━━━━━ Material for this exercise ━━━━━

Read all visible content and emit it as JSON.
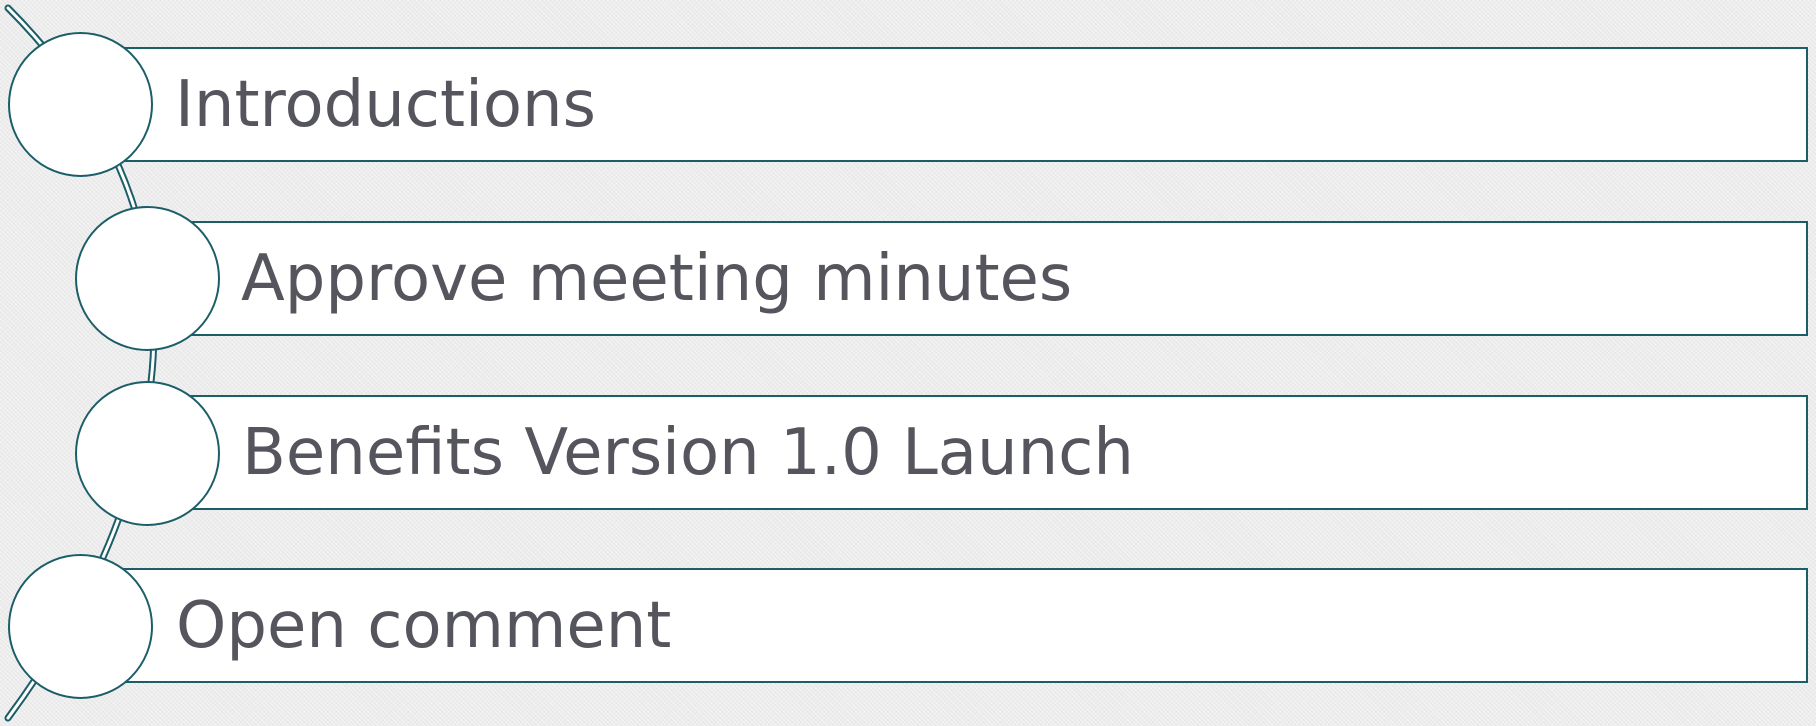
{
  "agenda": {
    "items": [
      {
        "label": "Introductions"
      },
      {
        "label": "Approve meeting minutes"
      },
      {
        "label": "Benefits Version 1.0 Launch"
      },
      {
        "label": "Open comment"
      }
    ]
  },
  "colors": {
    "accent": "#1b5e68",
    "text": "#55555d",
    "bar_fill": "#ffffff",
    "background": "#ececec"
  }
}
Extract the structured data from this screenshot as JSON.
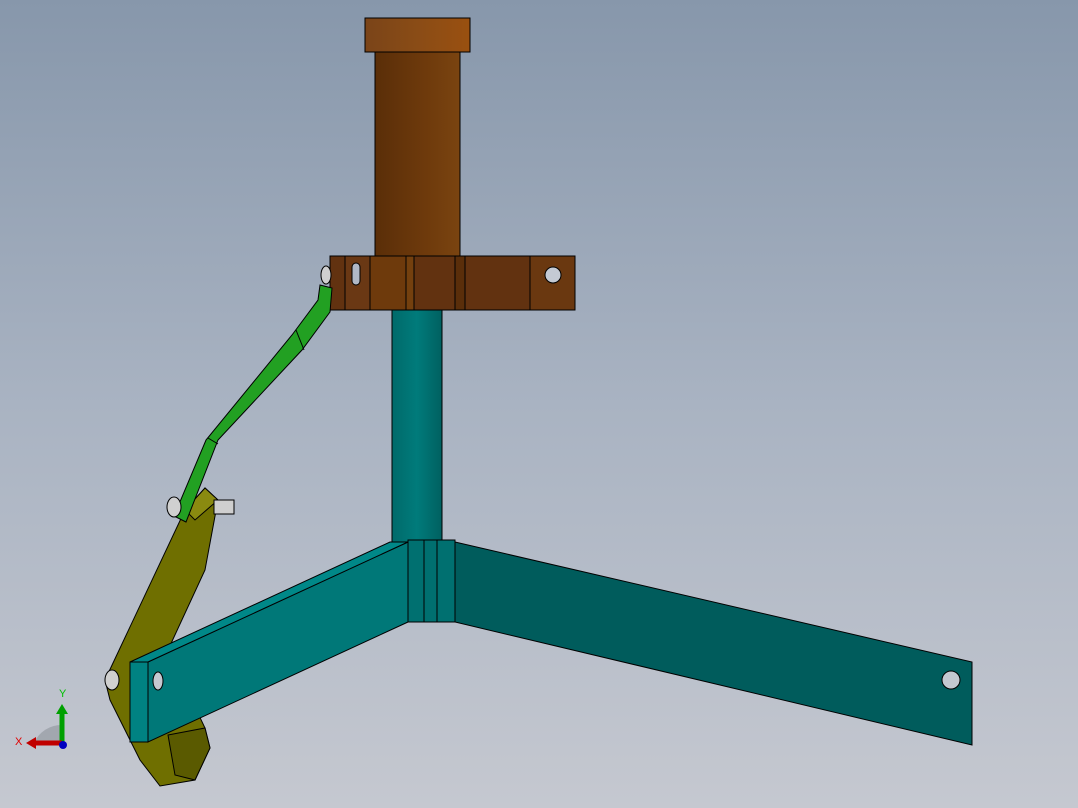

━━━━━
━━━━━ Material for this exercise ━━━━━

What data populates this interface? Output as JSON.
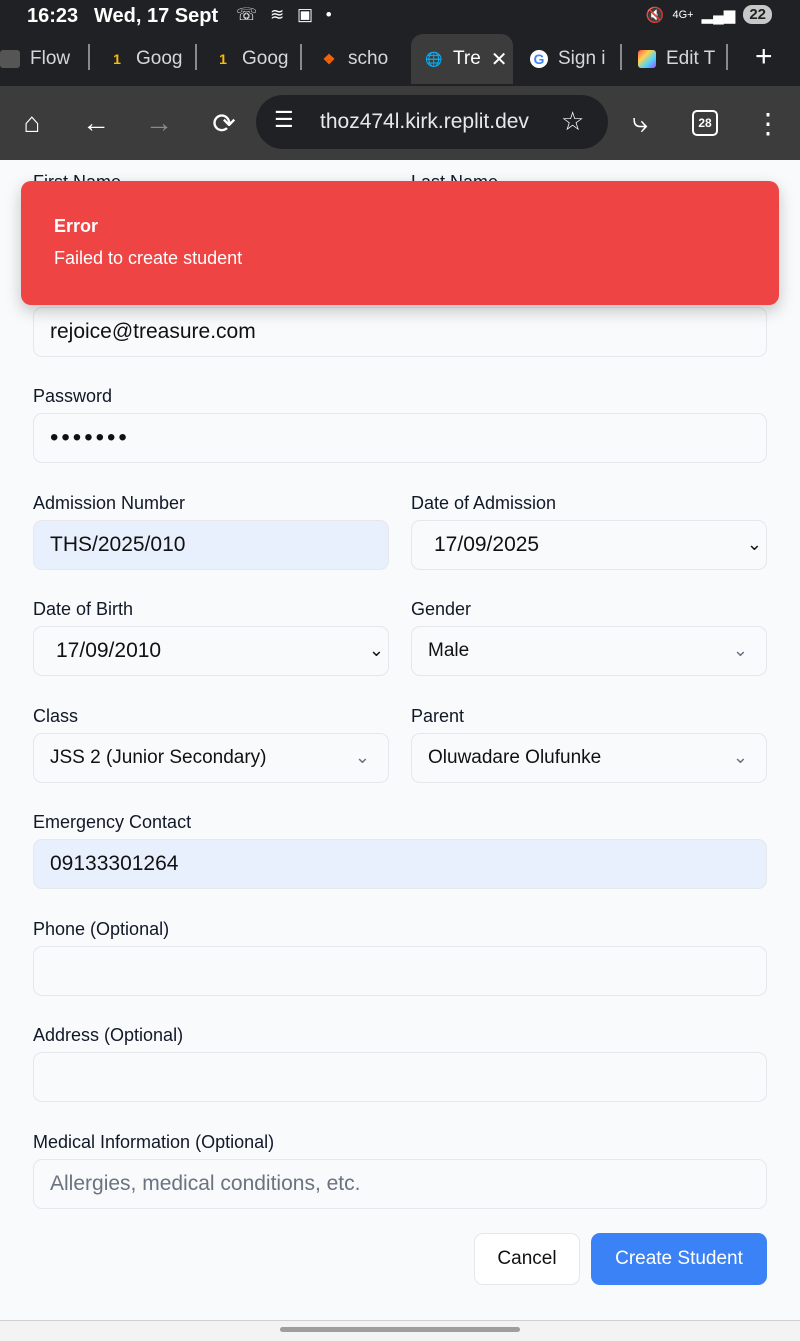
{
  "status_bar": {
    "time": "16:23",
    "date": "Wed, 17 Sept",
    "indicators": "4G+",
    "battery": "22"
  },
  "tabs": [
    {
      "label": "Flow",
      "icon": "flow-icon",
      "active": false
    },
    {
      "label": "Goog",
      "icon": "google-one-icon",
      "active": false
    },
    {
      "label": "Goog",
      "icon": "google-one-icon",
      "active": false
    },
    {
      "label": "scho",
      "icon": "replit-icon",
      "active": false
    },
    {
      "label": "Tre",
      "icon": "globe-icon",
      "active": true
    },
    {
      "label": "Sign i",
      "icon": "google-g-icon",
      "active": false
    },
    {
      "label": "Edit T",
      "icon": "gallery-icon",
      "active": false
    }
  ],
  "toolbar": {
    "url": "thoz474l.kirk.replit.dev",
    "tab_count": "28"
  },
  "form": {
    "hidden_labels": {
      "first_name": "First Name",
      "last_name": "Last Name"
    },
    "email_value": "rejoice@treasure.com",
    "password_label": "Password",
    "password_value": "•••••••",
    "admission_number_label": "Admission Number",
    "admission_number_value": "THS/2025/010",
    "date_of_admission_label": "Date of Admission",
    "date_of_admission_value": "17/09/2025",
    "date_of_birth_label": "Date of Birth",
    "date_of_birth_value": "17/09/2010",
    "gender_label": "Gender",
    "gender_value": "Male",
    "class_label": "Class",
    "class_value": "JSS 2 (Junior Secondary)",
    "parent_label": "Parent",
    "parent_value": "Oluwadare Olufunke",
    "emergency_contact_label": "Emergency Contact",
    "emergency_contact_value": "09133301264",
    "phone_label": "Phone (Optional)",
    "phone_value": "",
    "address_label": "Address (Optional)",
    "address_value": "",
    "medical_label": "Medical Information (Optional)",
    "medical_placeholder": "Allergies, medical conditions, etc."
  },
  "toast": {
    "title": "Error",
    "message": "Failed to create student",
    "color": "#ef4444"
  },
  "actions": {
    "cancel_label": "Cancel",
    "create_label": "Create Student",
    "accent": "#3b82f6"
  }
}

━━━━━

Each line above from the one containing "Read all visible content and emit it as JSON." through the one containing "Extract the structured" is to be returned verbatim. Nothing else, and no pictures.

Read all visible content and emit it as JSON.
{
  "agenda": {
    "items": [
      {
        "label": "Introductions"
      },
      {
        "label": "Approve meeting minutes"
      },
      {
        "label": "Benefits Version 1.0 Launch"
      },
      {
        "label": "Open comment"
      }
    ]
  },
  "colors": {
    "accent": "#1b5e68",
    "text": "#55555d",
    "bar_fill": "#ffffff",
    "background": "#ececec"
  }
}
Extract the structured data from this screenshot as JSON.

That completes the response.